Apgar also said riders should ideally practice three to four times a week. Vrabel said varsity status would level the playing field for when the team competes at events and shows.
“More practice time would allow us to become more competitive,” she said. “We compete against varsity schools such as Cornell and Alfred, and while we have become a very competitive team, it’s hard when we’re only allowed to practice one-fourth the time that they are practicing.”
Vrabel admitted she can’t practice as much as she’d like because of the steep cost of lessons.
Last year, the ICET finished second in the regional standing behind Alfred. Farmer-Smith said she was surprised at how well the team has been doing since she has been involved, even despite limited practice time.
“I would say during the last four years we have definitely become a strong force to be reckoned with,” she said.
Farmer-Smith also said the riders’ strong performances have caused others to take notice of the team, including competitors and potential recruits. She said performing well at competitions may convince the athletics office to grow the program and provide additional resources to help offset travel and equipment expenses.
ICET member junior Maria Amalia Van Buskirk said though making the ICET a varsity sport would take a concerted effort by the athletics office at the college, she is optimistic that it is listening.

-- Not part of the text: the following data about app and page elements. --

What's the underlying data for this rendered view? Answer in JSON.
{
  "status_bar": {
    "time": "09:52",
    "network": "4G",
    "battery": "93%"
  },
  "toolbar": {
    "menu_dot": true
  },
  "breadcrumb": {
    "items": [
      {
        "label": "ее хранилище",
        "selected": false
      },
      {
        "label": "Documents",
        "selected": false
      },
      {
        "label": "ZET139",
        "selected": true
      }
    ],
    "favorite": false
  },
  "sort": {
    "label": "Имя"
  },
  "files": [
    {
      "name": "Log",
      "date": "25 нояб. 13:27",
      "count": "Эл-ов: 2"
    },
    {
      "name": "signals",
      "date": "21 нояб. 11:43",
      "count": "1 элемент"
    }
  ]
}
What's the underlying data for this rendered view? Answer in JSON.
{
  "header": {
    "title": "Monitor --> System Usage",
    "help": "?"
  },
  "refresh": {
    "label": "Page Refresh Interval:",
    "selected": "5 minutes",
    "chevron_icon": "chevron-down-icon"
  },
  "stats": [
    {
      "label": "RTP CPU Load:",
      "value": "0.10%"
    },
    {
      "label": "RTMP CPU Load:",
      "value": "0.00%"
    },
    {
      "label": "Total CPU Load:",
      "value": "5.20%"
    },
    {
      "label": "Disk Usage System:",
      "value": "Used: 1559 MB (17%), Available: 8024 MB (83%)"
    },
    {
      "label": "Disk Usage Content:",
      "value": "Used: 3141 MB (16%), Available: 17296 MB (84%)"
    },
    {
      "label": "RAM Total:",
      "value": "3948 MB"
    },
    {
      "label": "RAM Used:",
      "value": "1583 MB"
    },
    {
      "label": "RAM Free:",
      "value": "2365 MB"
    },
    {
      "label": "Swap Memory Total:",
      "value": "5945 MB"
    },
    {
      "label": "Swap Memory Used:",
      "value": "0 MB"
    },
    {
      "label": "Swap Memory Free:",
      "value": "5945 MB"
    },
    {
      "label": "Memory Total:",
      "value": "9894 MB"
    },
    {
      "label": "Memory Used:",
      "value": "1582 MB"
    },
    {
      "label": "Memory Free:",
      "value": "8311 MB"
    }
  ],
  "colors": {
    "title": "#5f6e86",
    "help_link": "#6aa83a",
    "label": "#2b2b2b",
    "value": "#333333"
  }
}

“The hard part is it takes a lot of money and there would have to be a facility,” Van Buskirk said. “It would definitely be a huge commitment by the school, but the idea has been brought up a few times, and I think they’re definitely paying attention.